Coaching Staff Deserves Blame, Tebow Shouldn't Have Been Put In Jeopardy

John NeumanCorrespondent ISeptember 27, 2009

LEXINGTON, KY - SEPTEMBER 26: Quarterback Tim Tebow #15 of the Florida Gators is tended to by head coach Urban Meyer (R) and staff after Tebow was sacked by Taylor Wyndham #94 of the Kentucky Wildcats during the third quarter of the game at Commonwealth Stadium on September 26, 2009 in Lexington, Kentucky. (Photo by Andy Lyons/Getty Images)

First off, I want to say that I am a huge Urban Meyer fan, and I have always been a huge supporter of everything that he does from the way that he carries himself, his competitive spirit, and the way he represents the University of Florida.  I was a fan of him getting hired before 2005 and I knew he would take UF to the promise land when some called his first contract ‘The Urban Meyer Project’, after the firing of Ron Zook, but I would not have been a fan any longer had Tim Tebow suffered a season, or even worse, a career ending injury on the hit he took from Kentucky’s Taylor Windham late in the third quarter on a mild evening under the lights at Commonwealth Stadium in Lexington.

Last night was one of Meyer’s low points as the head football coach of the Florida Gators.

First off, everyone knew many of the players on the team were extremely sick with the weeklong flu that had been going around Gainesville.  Some players were so ill that they had to fly a private charter over to Lexington at the last minute – including Tim Tebow.

When Tebow was suited up and walked into Commonwealth Stadium, just by looking at his face, he appeared to not look right and it was obvious he was very ill.

Some of the notable players who were also ill were Joe Haden, Major Wright, Riley Cooper, Jeffrey Demps, and the Pouncey twins, Michael & Maurkice, who were hurling on the field prior to the start of the game.

With that in mind, the two options you would think the coaching staff would be faced with would be whether or not to sit Tebow completely, and start John Brantley, or, play Tebow until the game was out of reach then sit him down.  The team did neither.

Instead, the coaching staff decided to risk the entire season and made the selfish decision to put the best quarterback in the history of college football in harm’s way for a game that was all but over.

The Gators came out storming and put 31 points on the board in the first quarter.  The Kentucky fans were in complete disappointment and shock, and the Gator’s fight song and a section of UF fans and locals rooting on ‘the boys from old Florida’ was all that could be heard.  The game was over.

This was a game that Brantley could have completely managed and easily won with the talent of the defense and the running attack.

Instead, the team called multiple rushing plays with Tim Tebow, where he took hit after hit after hit.  Tebow rushed the ball 16 times – as many carries as some running backs get the entire game.  Tebow wasn’t just in harm’s way, he was lowering his shoulder and taking and dealing punishment.  How quickly the coaching staff already forgot the dangerous collision the previous week with Tennessee safety Eric Berry.  Except this time he was sick.

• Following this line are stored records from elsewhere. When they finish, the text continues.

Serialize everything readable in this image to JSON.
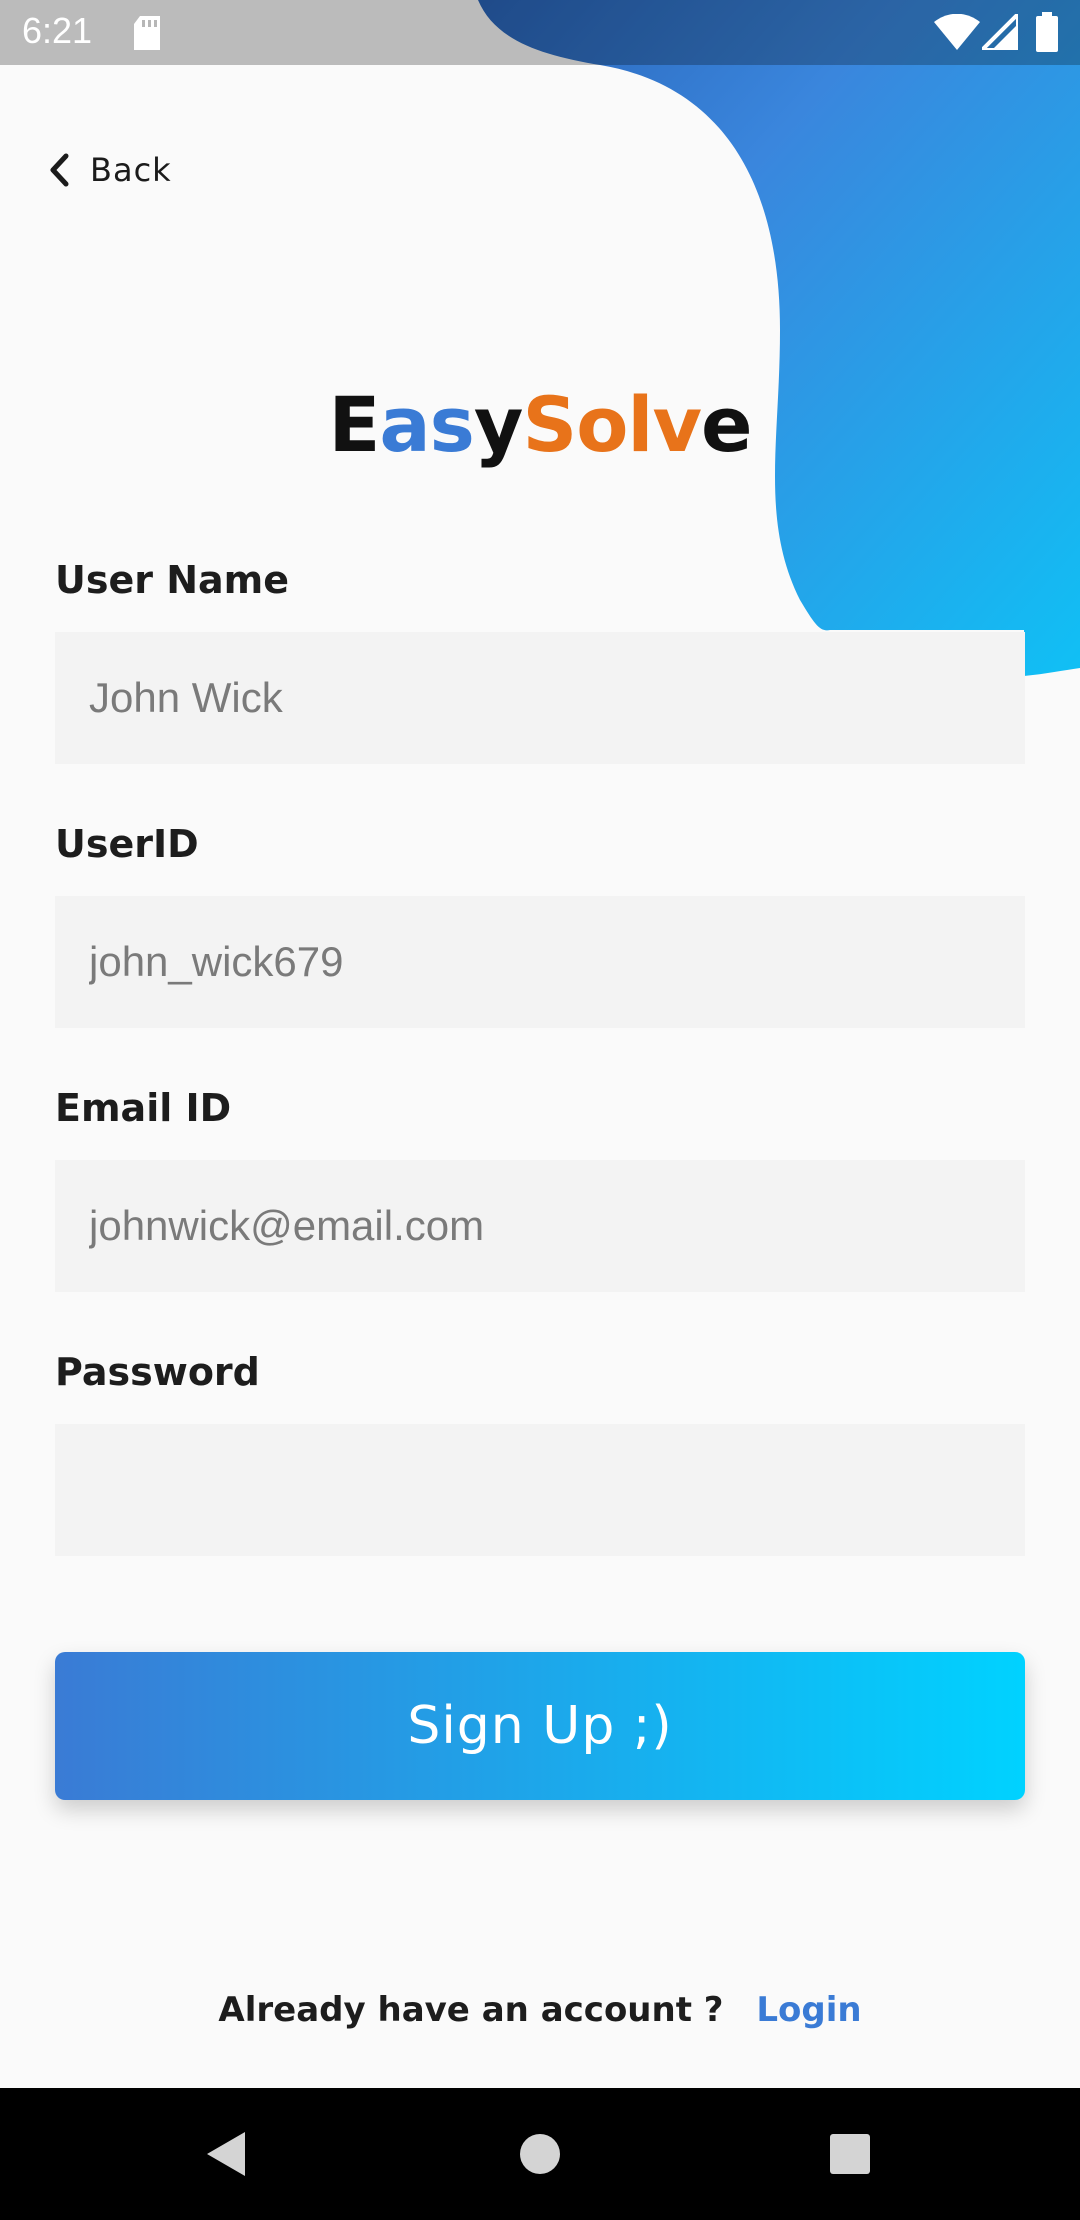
{
  "status_bar": {
    "time": "6:21",
    "icons": [
      "sd-card-icon",
      "wifi-icon",
      "cell-signal-icon",
      "battery-icon"
    ]
  },
  "colors": {
    "gradient_start": "#3a7bd5",
    "gradient_end": "#00d2ff",
    "logo_dark": "#111111",
    "logo_blue": "#3a7bd5",
    "logo_orange": "#e8731a",
    "input_bg": "#f3f3f3",
    "link": "#3a7bd5"
  },
  "header": {
    "back_label": "Back"
  },
  "logo": {
    "parts": [
      {
        "text": "E",
        "color": "#111111"
      },
      {
        "text": "as",
        "color": "#3a7bd5"
      },
      {
        "text": "y",
        "color": "#111111"
      },
      {
        "text": "S",
        "color": "#e8731a"
      },
      {
        "text": "ol",
        "color": "#e8731a"
      },
      {
        "text": "v",
        "color": "#e8731a"
      },
      {
        "text": "e",
        "color": "#111111"
      }
    ]
  },
  "form": {
    "user_name_label": "User Name",
    "user_name_placeholder": "John Wick",
    "user_id_label": "UserID",
    "user_id_placeholder": "john_wick679",
    "email_label": "Email ID",
    "email_placeholder": "johnwick@email.com",
    "password_label": "Password",
    "password_placeholder": "",
    "signup_label": "Sign Up ;)"
  },
  "footer": {
    "text": "Already have an account ?",
    "login_label": "Login"
  },
  "nav_bar": {
    "icons": [
      "back-triangle-icon",
      "home-circle-icon",
      "recents-square-icon"
    ]
  }
}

The game was out of reach in the second quarter.  As I was watching, I was thinking not if, but when is John Brantley going to enter this game.  And then Tebow came back out.  And the coaching staff continued to abuse him and call running plays.  Why not just hand off to Demps, Rainey, or Moody?

The law of averages caught up.  Except this time it was a passing situation.  Tebow dropped back and before he could even gather himself Kentucky defensive end Taylor Windham came on the blindside on an outside blitz and led with his helmet and buried him on the upper chest and his momentum carried him backwards where his neck contorted in an ugly manner and slammed into the back of offensive lineman Marcus Gilbert’s leg.  Superman was down and out.

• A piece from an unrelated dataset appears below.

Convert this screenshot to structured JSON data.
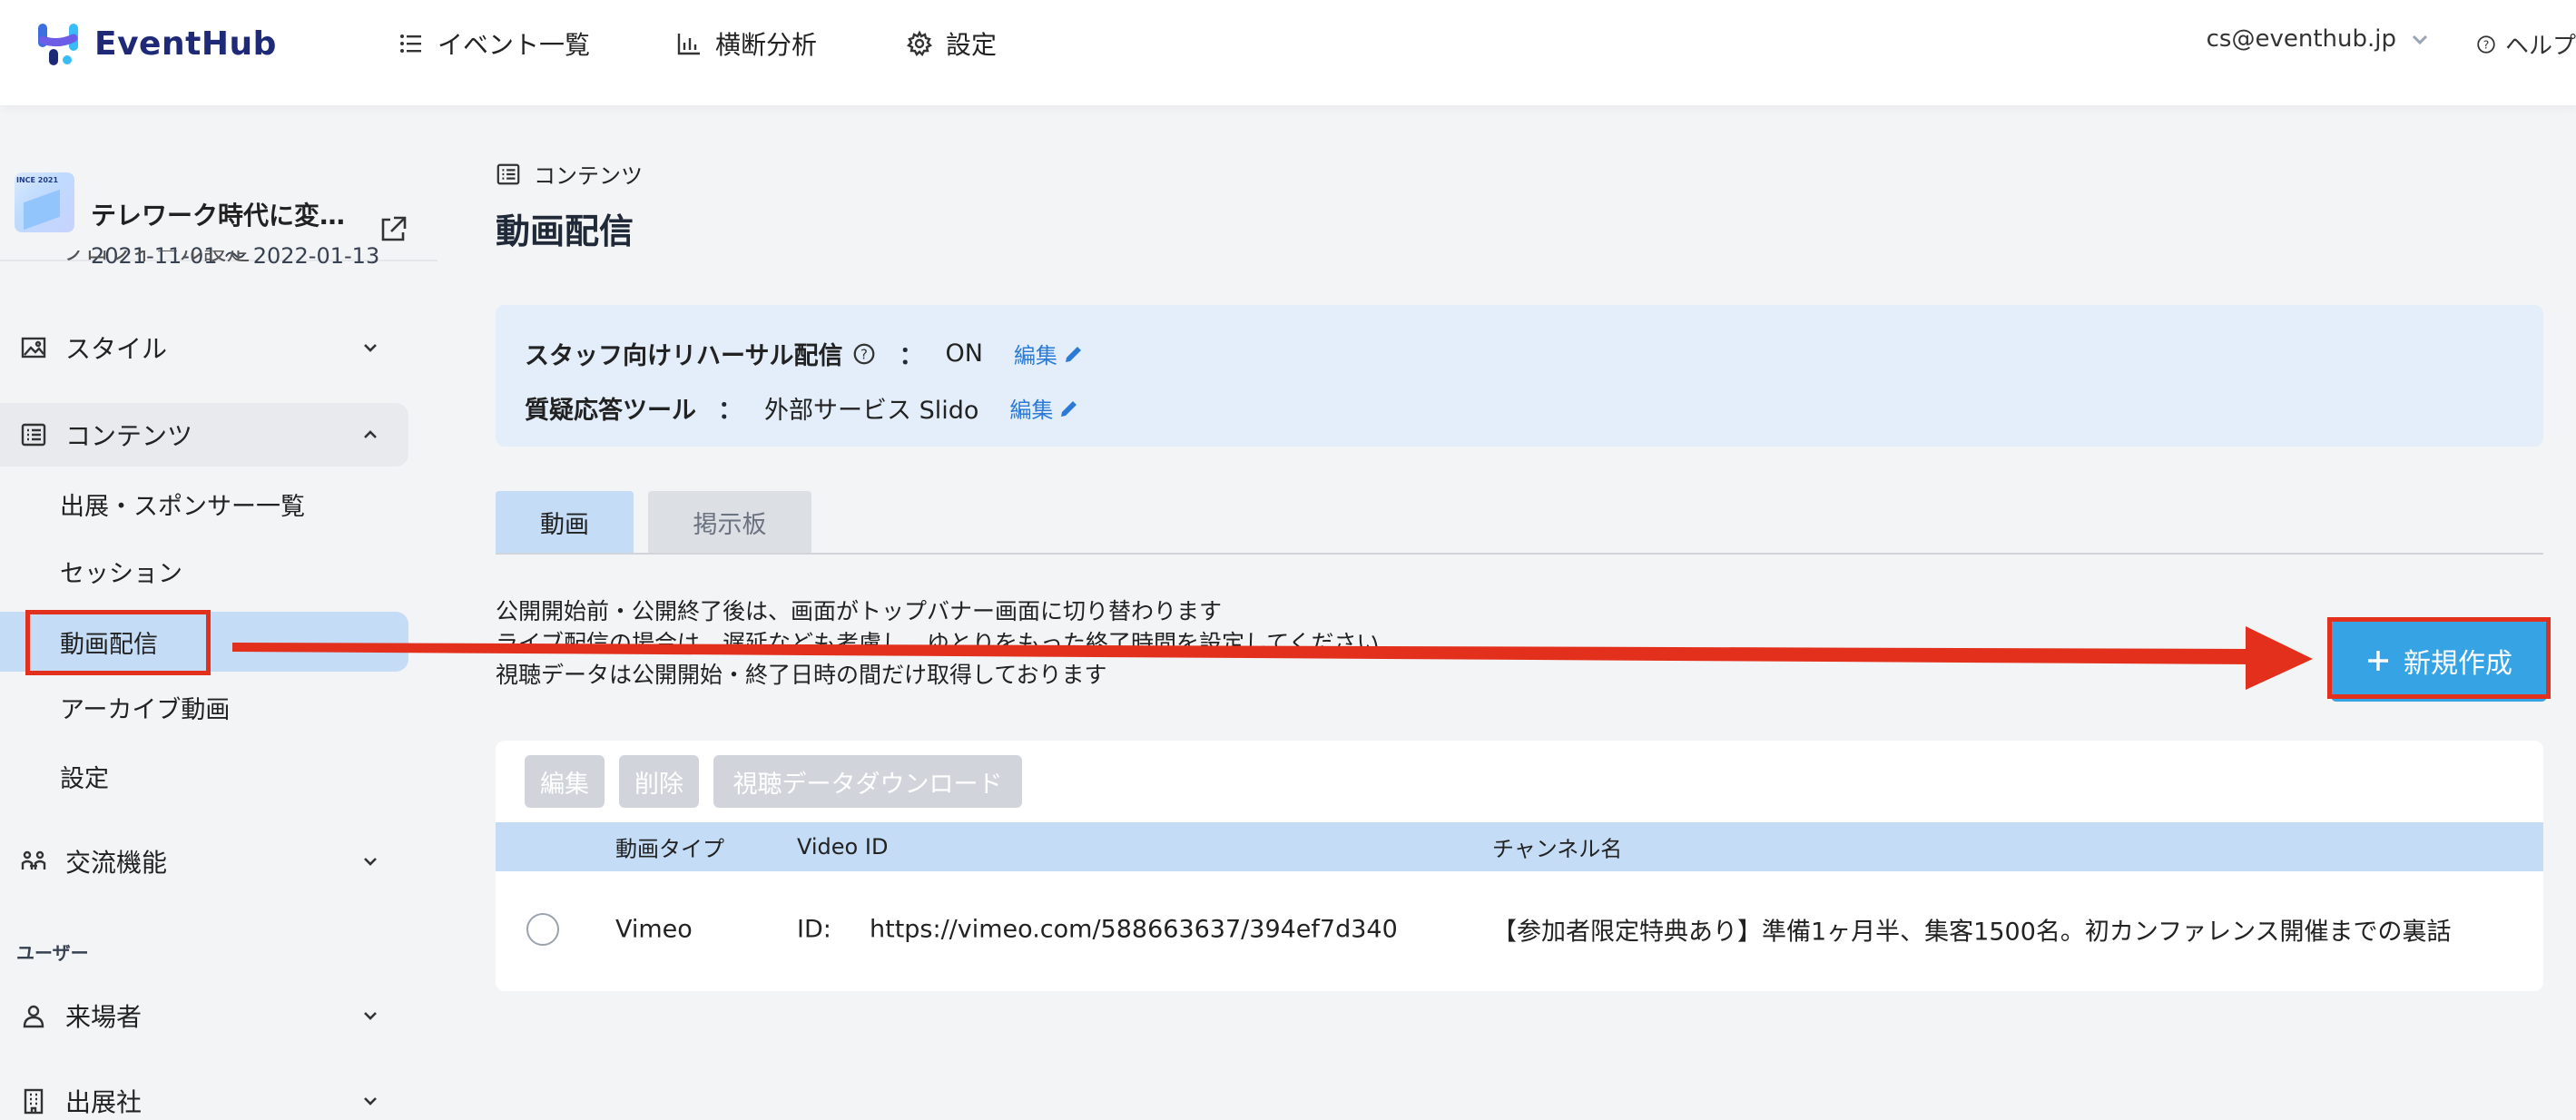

I sat on the edge of my couch, like everyone else, wondering if he was going to be able to recover.  He’s Tim Tebow, he can’t get hurt, right?  Apparently the coaching staff thought the same thing when they made the reckless decision to keep him in the game.  ESPN went to a commercial and the whole time every college football fan’s heart was beating fast wondering if he was going to be okay.  Football aside, it was his life and future that was at stake – he wasn’t moving.

Then, when ESPN returned, he was assisted off the field and we saw some movement in the hands.  Everyone gasped.  He was eventually carted off after throwing up multiple times in a bag in one of the saddest scenes we’ve ever witnessed in college football.  Television showed the ambulance leaving the stadium with the heart and soul of the Florida Gators.

I fully understand it’s football, and it’s supposed to be a man’s game.  But this was a situation that was entirely avoidable.  It wasn’t like the Gators were playing Alabama, LSU, or even Tennessee.  They were playing one of the worst teams in the SEC, the Kentucky Wildcats, who are better known for what they do on the basketball court, not the football field.  In fact, Kentucky had not beat Florida in football since 1986.

Urban Meyer is one of the greatest coaches in college football today alongside Pete Carroll, Nick Saban, and Les Miles.  But he wasn’t great last night.